ORLANDO, Fla. — Kevin Durant sat at his locker following Wednesday's gut-wrenching overtime loss at Memphis and offered a shocking reply to a basic question about how the Thunder can bounce back after two straight losses.
“We'll get a win in Orlando,” Durant said. “Simple.”
That wasn't the shocking part.
“It's a must-win game,” Durant added. “A must-win game.”
This is what it's come to for the Thunder. The defending Western Conference champion must now win against an Eastern Conference bottom feeder Friday night to restore the faith.
No matter how you slice it, it's a sad state of affairs for a team that at this point of the season should be focused solely on sharpening minor aspects before the postseason begins. Instead, the Thunder's expected desperation for a victory in Orlando will adequately depict the funk in which this team finds itself.
Oklahoma City owns an attractive 50-19 record heading into its matchup with Orlando. But that mark belies an ugly truth. Since the All-Star break, the Thunder is just 11-5, with a handful of those victories strangely supplying as much frustration as some of the defeats.
Also masked, but more discouraging, is how the Thunder has built its resume by feasting on bad teams. OKC is just 3-7 against San Antonio, Denver and Memphis, the three teams that join the Thunder with the top four records in the Western Conference. Not to mention the Thunder's 0-2 mark against Miami this season.
The Thunder's performance against the league's best, quite frankly, has done everything but inspire confidence in how the team will fare in the playoffs. Blowing out an Orlando team 33 games below .500 would end the two-game skid and tack on another victory to the Thunder's sparkling record. But in reality it will be little more than yet another hollow result in a season that quietly has been built on them.
Has a potential 60-win season ever felt this empty?
Of course, there's always the James Harden factor. It was Harden's preseason trade to Houston, remember, that shaped this season and, like it or not, made this year's successes or failures a referendum on that daring deal.

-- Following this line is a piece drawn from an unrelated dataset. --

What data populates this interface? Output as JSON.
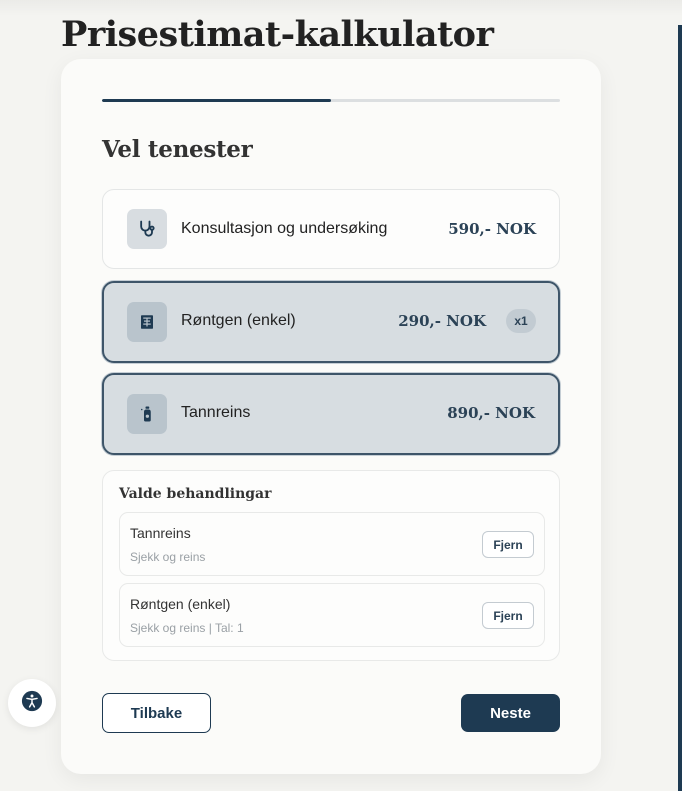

In many ways, the Thunder must be applauded for how it has kept on trucking without its former third best player and reigning Sixth Man Award winner. But for a team that fell short in the NBA Finals last season, regular-season results no longer matter, and it's now Harden's absence that has ironically become a chief concern regarding the Thunder's playoff prospects this time around.
Expectations, however, won't allow for excuses.

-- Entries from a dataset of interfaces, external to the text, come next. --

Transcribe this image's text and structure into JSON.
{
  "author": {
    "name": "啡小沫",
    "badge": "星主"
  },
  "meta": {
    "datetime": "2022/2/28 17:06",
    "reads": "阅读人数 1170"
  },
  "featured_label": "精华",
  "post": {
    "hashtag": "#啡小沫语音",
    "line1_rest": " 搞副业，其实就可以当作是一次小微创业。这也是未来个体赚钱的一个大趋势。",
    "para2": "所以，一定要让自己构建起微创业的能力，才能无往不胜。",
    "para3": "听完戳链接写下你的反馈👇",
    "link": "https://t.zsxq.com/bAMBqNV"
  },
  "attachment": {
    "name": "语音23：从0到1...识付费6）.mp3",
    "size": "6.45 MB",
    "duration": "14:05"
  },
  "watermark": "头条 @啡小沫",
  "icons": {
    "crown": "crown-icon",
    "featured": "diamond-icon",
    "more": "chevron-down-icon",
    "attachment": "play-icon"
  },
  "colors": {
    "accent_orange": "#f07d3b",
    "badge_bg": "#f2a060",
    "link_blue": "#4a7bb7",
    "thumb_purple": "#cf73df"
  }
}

The question is, what are we to make of this funk?
Last year, we saw a similar slump at the tail end of the season. The Thunder went 11-5 in its first 16 games out of the All-Star break a year ago as well. Additionally, OKC went 8-7 in last year's final 15 games. An 0-2 start in the final 15 this year could set up an identical mark.
Last year's finish obviously was forgotten when the playoffs started. It's possible this year could shake out the same way.
But unlike last season, this year's Thunder squad doesn't have Harden to help right the ship in the postseason.
Thunder at Magic
When: 6 p.m. Friday
Where: Amway Center
TV: Fox Sports Oklahoma (Cox 37/HD 722, DirecTV 679, Dish 441, U-Verse 754/HD 1754)
Radio: WWLS-FM 98.1, WWLS-AM 640
Three things to know
* This is the second and final meeting between the Thunder and Magic. The Thunder won the first game, 117-104, in Oklahoma City on March 15.
* The Thunder led by as many as 27 points in the first game against the Magic. Orlando stormed back in the second half and cut the deficit to four late in the game.
* Magic center Nikola Vucevic did not play in Orlando's last game because of illness.